→ ACTIVITY
The records below need to be copied in full. Match them exactly.

App and web page records:
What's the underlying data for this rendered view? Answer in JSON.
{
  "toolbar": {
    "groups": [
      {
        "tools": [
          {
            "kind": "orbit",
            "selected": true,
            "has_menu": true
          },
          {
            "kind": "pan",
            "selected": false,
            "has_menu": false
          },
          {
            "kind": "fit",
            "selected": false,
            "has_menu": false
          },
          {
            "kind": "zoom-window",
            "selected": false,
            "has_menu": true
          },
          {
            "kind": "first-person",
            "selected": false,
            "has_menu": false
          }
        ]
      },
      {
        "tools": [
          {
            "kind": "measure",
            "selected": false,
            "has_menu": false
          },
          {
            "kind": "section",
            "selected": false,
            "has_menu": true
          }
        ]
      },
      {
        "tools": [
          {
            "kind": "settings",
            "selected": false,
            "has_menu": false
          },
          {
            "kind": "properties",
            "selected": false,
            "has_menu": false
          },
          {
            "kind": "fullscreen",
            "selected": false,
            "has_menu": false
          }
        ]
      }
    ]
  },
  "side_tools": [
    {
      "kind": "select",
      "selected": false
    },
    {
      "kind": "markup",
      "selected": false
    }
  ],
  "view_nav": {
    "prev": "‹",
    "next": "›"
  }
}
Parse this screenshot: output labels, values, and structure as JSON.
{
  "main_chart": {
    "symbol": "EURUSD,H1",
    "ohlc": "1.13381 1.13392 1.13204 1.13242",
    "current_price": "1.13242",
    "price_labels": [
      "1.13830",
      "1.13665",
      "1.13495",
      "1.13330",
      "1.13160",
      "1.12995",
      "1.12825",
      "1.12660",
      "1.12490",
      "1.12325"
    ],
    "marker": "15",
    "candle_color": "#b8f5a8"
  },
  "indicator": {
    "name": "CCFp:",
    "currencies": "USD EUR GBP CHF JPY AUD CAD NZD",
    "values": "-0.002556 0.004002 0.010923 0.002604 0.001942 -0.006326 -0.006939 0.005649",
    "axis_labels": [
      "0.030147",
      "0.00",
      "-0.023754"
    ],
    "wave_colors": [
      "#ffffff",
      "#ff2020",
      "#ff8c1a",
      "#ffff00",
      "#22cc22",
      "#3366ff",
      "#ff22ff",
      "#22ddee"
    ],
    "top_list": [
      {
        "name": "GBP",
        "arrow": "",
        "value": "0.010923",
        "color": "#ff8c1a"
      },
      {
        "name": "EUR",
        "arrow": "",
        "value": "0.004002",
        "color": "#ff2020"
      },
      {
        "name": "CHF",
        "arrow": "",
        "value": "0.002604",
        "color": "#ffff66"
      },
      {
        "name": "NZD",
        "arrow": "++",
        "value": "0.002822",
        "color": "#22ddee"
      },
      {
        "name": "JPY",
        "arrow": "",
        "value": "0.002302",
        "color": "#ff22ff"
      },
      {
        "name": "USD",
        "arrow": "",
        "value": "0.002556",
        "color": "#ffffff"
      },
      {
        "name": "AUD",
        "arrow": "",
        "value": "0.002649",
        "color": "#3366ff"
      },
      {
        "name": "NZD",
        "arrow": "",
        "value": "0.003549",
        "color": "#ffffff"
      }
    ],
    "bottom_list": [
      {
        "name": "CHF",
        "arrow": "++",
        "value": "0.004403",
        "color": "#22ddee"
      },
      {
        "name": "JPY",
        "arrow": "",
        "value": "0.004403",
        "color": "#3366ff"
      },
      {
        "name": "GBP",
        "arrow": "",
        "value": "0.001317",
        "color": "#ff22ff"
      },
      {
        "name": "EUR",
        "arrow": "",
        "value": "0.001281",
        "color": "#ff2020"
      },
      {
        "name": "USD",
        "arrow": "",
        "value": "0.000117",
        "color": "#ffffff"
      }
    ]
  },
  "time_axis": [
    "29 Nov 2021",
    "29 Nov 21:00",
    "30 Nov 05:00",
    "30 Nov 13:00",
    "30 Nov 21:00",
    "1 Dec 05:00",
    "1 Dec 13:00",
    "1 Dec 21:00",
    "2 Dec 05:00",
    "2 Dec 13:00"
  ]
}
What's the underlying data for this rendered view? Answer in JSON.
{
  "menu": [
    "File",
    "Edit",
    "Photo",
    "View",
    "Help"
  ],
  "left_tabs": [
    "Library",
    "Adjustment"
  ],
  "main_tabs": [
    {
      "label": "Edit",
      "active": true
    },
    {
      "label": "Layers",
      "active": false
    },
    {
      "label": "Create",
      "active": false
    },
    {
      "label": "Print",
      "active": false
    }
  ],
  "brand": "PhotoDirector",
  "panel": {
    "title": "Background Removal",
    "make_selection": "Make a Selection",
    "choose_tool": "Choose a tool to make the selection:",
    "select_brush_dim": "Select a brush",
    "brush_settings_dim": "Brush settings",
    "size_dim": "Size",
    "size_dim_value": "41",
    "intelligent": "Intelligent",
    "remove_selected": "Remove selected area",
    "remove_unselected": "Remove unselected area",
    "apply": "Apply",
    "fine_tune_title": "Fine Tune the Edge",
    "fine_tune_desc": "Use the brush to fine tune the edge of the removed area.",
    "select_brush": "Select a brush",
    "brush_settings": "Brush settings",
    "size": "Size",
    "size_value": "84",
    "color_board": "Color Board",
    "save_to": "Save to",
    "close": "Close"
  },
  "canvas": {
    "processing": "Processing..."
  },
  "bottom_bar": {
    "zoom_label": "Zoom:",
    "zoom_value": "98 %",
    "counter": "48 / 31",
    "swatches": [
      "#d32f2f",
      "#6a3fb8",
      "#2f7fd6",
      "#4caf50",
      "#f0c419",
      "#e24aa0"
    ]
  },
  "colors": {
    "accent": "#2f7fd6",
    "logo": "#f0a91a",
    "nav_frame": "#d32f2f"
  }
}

→ ANSWER TO THIS TASK
What's the underlying data for this rendered view? Answer in JSON.
{
  "toolbar": {
    "groups": [
      {
        "tools": [
          {
            "kind": "orbit",
            "selected": true,
            "has_menu": true
          },
          {
            "kind": "pan",
            "selected": false,
            "has_menu": false
          },
          {
            "kind": "fit",
            "selected": false,
            "has_menu": false
          },
          {
            "kind": "zoom-window",
            "selected": false,
            "has_menu": true
          },
          {
            "kind": "first-person",
            "selected": false,
            "has_menu": false
          }
        ]
      },
      {
        "tools": [
          {
            "kind": "measure",
            "selected": false,
            "has_menu": false
          },
          {
            "kind": "section",
            "selected": false,
            "has_menu": true
          }
        ]
      },
      {
        "tools": [
          {
            "kind": "settings",
            "selected": false,
            "has_menu": false
          },
          {
            "kind": "properties",
            "selected": false,
            "has_menu": false
          },
          {
            "kind": "fullscreen",
            "selected": false,
            "has_menu": false
          }
        ]
      }
    ]
  },
  "side_tools": [
    {
      "kind": "select",
      "selected": false
    },
    {
      "kind": "markup",
      "selected": false
    }
  ],
  "view_nav": {
    "prev": "‹",
    "next": "›"
  }
}
Parse this screenshot: output labels, values, and structure as JSON.
{
  "main_chart": {
    "symbol": "EURUSD,H1",
    "ohlc": "1.13381 1.13392 1.13204 1.13242",
    "current_price": "1.13242",
    "price_labels": [
      "1.13830",
      "1.13665",
      "1.13495",
      "1.13330",
      "1.13160",
      "1.12995",
      "1.12825",
      "1.12660",
      "1.12490",
      "1.12325"
    ],
    "marker": "15",
    "candle_color": "#b8f5a8"
  },
  "indicator": {
    "name": "CCFp:",
    "currencies": "USD EUR GBP CHF JPY AUD CAD NZD",
    "values": "-0.002556 0.004002 0.010923 0.002604 0.001942 -0.006326 -0.006939 0.005649",
    "axis_labels": [
      "0.030147",
      "0.00",
      "-0.023754"
    ],
    "wave_colors": [
      "#ffffff",
      "#ff2020",
      "#ff8c1a",
      "#ffff00",
      "#22cc22",
      "#3366ff",
      "#ff22ff",
      "#22ddee"
    ],
    "top_list": [
      {
        "name": "GBP",
        "arrow": "",
        "value": "0.010923",
        "color": "#ff8c1a"
      },
      {
        "name": "EUR",
        "arrow": "",
        "value": "0.004002",
        "color": "#ff2020"
      },
      {
        "name": "CHF",
        "arrow": "",
        "value": "0.002604",
        "color": "#ffff66"
      },
      {
        "name": "NZD",
        "arrow": "++",
        "value": "0.002822",
        "color": "#22ddee"
      },
      {
        "name": "JPY",
        "arrow": "",
        "value": "0.002302",
        "color": "#ff22ff"
      },
      {
        "name": "USD",
        "arrow": "",
        "value": "0.002556",
        "color": "#ffffff"
      },
      {
        "name": "AUD",
        "arrow": "",
        "value": "0.002649",
        "color": "#3366ff"
      },
      {
        "name": "NZD",
        "arrow": "",
        "value": "0.003549",
        "color": "#ffffff"
      }
    ],
    "bottom_list": [
      {
        "name": "CHF",
        "arrow": "++",
        "value": "0.004403",
        "color": "#22ddee"
      },
      {
        "name": "JPY",
        "arrow": "",
        "value": "0.004403",
        "color": "#3366ff"
      },
      {
        "name": "GBP",
        "arrow": "",
        "value": "0.001317",
        "color": "#ff22ff"
      },
      {
        "name": "EUR",
        "arrow": "",
        "value": "0.001281",
        "color": "#ff2020"
      },
      {
        "name": "USD",
        "arrow": "",
        "value": "0.000117",
        "color": "#ffffff"
      }
    ]
  },
  "time_axis": [
    "29 Nov 2021",
    "29 Nov 21:00",
    "30 Nov 05:00",
    "30 Nov 13:00",
    "30 Nov 21:00",
    "1 Dec 05:00",
    "1 Dec 13:00",
    "1 Dec 21:00",
    "2 Dec 05:00",
    "2 Dec 13:00"
  ]
}
What's the underlying data for this rendered view? Answer in JSON.
{
  "menu": [
    "File",
    "Edit",
    "Photo",
    "View",
    "Help"
  ],
  "left_tabs": [
    "Library",
    "Adjustment"
  ],
  "main_tabs": [
    {
      "label": "Edit",
      "active": true
    },
    {
      "label": "Layers",
      "active": false
    },
    {
      "label": "Create",
      "active": false
    },
    {
      "label": "Print",
      "active": false
    }
  ],
  "brand": "PhotoDirector",
  "panel": {
    "title": "Background Removal",
    "make_selection": "Make a Selection",
    "choose_tool": "Choose a tool to make the selection:",
    "select_brush_dim": "Select a brush",
    "brush_settings_dim": "Brush settings",
    "size_dim": "Size",
    "size_dim_value": "41",
    "intelligent": "Intelligent",
    "remove_selected": "Remove selected area",
    "remove_unselected": "Remove unselected area",
    "apply": "Apply",
    "fine_tune_title": "Fine Tune the Edge",
    "fine_tune_desc": "Use the brush to fine tune the edge of the removed area.",
    "select_brush": "Select a brush",
    "brush_settings": "Brush settings",
    "size": "Size",
    "size_value": "84",
    "color_board": "Color Board",
    "save_to": "Save to",
    "close": "Close"
  },
  "canvas": {
    "processing": "Processing..."
  },
  "bottom_bar": {
    "zoom_label": "Zoom:",
    "zoom_value": "98 %",
    "counter": "48 / 31",
    "swatches": [
      "#d32f2f",
      "#6a3fb8",
      "#2f7fd6",
      "#4caf50",
      "#f0c419",
      "#e24aa0"
    ]
  },
  "colors": {
    "accent": "#2f7fd6",
    "logo": "#f0a91a",
    "nav_frame": "#d32f2f"
  }
}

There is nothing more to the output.